The S&P 500 tech sector is up 18.65% in the past month, with sector component Fortinet (NASDAQ: FTNT) gapping up 12% on February 8.
The cybersecurity specialist was the sector’s best price performer in the session, with SolarEdge Technologies Inc. (NASDAQ: SEDG), First Solar Inc. (NASDAQ: FSLR), CDW Corp. (NASDAQ: CDW), and Arista Networks Inc. (NYSE: ANET) also among biggest gainers.
Fortinet gapped higher following better-than-expected guidance for the current quarter.
MarketBeat’s list of stocks gapping higher is a great place to scan for ideas. A gap up is almost always accompanied by heavier-than-normal trading volume. A gap higher signals that big institutions have enough conviction in the stock to bid up the price significantly, all at once.
Other techs gapping up on February 8 included fellow cybersecurity company Palo Alto Networks (NASDAQ: PANW), which was up 4.32% mid-session, in double average volume for that time of day.
Palo Alto Networks is not a component of the S&P 500, even though its market capitalization of $49.93 billion certainly qualifies, the stock is part of the Nasdaq 100 index. That index is tracked by the Invesco QQQ Trust (NASDAQ: QQQ), which has advanced 15.28% in the past month.
Industry Peers Also Higher
There was no company-specific news about Palo Alto, but it’s not unusual to see similar stocks within an industry behave in the same way. After Fortinet’s rosy guidance, the industry, as a whole, gapped up at the open on February 8.
That can happen when the industry’s largest stocks, Fortinet, Palo Alto Networks, and Crowdstrike Holdings Inc. (NASDAQ: CRWD) all gap higher.
Crowdstrike was up 1.83% in heavier-than-average volume mid-session.

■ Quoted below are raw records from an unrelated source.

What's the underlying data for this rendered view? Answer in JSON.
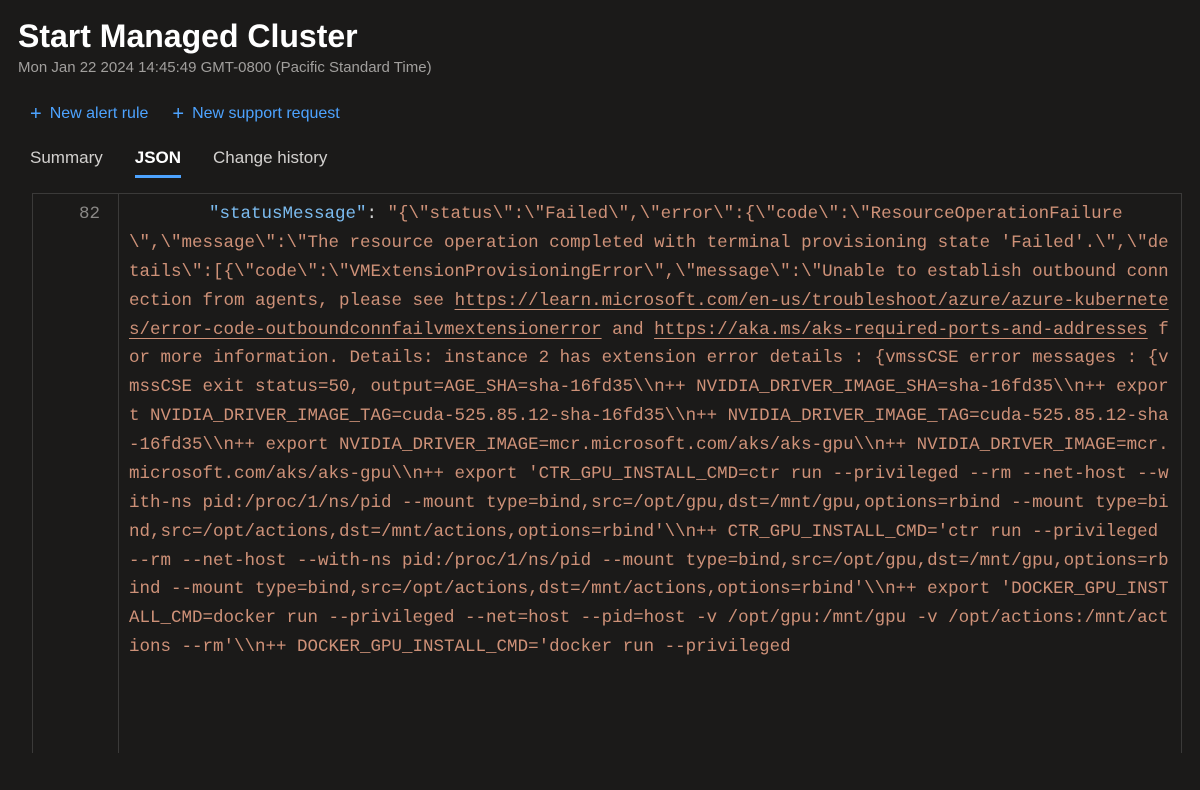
{
  "header": {
    "title": "Start Managed Cluster",
    "subtitle": "Mon Jan 22 2024 14:45:49 GMT-0800 (Pacific Standard Time)"
  },
  "actions": {
    "new_alert_rule": "New alert rule",
    "new_support_request": "New support request"
  },
  "tabs": {
    "summary": "Summary",
    "json": "JSON",
    "change_history": "Change history"
  },
  "json": {
    "line_number": "82",
    "key": "\"statusMessage\"",
    "pre_link1": "\"{\\\"status\\\":\\\"Failed\\\",\\\"error\\\":{\\\"code\\\":\\\"ResourceOperationFailure\\\",\\\"message\\\":\\\"The resource operation completed with terminal provisioning state 'Failed'.\\\",\\\"details\\\":[{\\\"code\\\":\\\"VMExtensionProvisioningError\\\",\\\"message\\\":\\\"Unable to establish outbound connection from agents, please see ",
    "link1": "https://learn.microsoft.com/en-us/troubleshoot/azure/azure-kubernetes/error-code-outboundconnfailvmextensionerror",
    "mid1": " and ",
    "link2": "https://aka.ms/aks-required-ports-and-addresses",
    "post_links": " for more information. Details: instance 2 has extension error details : {vmssCSE error messages : {vmssCSE exit status=50, output=AGE_SHA=sha-16fd35\\\\n++ NVIDIA_DRIVER_IMAGE_SHA=sha-16fd35\\\\n++ export NVIDIA_DRIVER_IMAGE_TAG=cuda-525.85.12-sha-16fd35\\\\n++ NVIDIA_DRIVER_IMAGE_TAG=cuda-525.85.12-sha-16fd35\\\\n++ export NVIDIA_DRIVER_IMAGE=mcr.microsoft.com/aks/aks-gpu\\\\n++ NVIDIA_DRIVER_IMAGE=mcr.microsoft.com/aks/aks-gpu\\\\n++ export 'CTR_GPU_INSTALL_CMD=ctr run --privileged --rm --net-host --with-ns pid:/proc/1/ns/pid --mount type=bind,src=/opt/gpu,dst=/mnt/gpu,options=rbind --mount type=bind,src=/opt/actions,dst=/mnt/actions,options=rbind'\\\\n++ CTR_GPU_INSTALL_CMD='ctr run --privileged --rm --net-host --with-ns pid:/proc/1/ns/pid --mount type=bind,src=/opt/gpu,dst=/mnt/gpu,options=rbind --mount type=bind,src=/opt/actions,dst=/mnt/actions,options=rbind'\\\\n++ export 'DOCKER_GPU_INSTALL_CMD=docker run --privileged --net=host --pid=host -v /opt/gpu:/mnt/gpu -v /opt/actions:/mnt/actions --rm'\\\\n++ DOCKER_GPU_INSTALL_CMD='docker run --privileged"
  }
}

While it’s easy to lump all of “tech” together as a beaten-down sector, that assumption appears to be outdated. Tech companies as a whole were especially disappointing in 2022, after sector performance more than doubled in the past five years, and rewarded investors with sky-high returns during the pandemic.
As many newer techs opt for sales growth over profitability, higher interest rates take a toll. When companies issue debt to finance projects, higher rates make it more difficult to service the debt, taking a bigger chunk out of operating revenue.
Compounding the problem for the sector as a whole, a higher U.S. dollar, relative to other currencies, means prices are effectively rising for international customers. That puts a damper on growth.
Demand For Cybersecurity
However, Fortinet’s guidance made clear: Cybersecurity is a corner of the tech world that is seeing high demand amid growing concerns about network breaches.
Even with the post-earnings price action, Fortinet is still attempting to claw its way out of a consolidation that began in January 2022.
It’s clear that the overall tech sector is beginning to climb out of a hole, as you can see on a chart for the Technology Select Sector SPDR Fund (NYSEARCA: XLK).
It will take some time for the broad sector to rally. Its largest component, Apple Inc. (NASDAQ: AAPL) was tech’s biggest decliner, in terms of market capitalization, in 2022. Because of its heavy weighting not only within the tech sector but within the S&P 500, its performance will continue to affect the sector as it, too, attempts to claw its way higher.
Earnings reports are frequently the catalyst for a stock, or as we’ve seen with cybersecurity names, an entire industry, to notch a big move in either direction.
Palo Alto Networks is slated to report its fourth-quarter results on February 21, after the closing bell, with Well Street eyeing earnings of $0.78 a share on revenue of $1.65 billion. MarketBeat earnings data for the company show that it topped net income and sales views in the past two quarters.
CrowdStrike next reports on March 7, after the close. Analysts expect a loss of $0.16 a share on sales of $625.10 million. MarketBeat analyst data for CrowdStrike indicate bullishness: Analysts have a “moderate buy” rating on the stock, with a price target of $182.47, representing an upside of 56.90%.
The views and opinions expressed herein are the views and opinions of the author and do not necessarily reflect those of Nasdaq, Inc.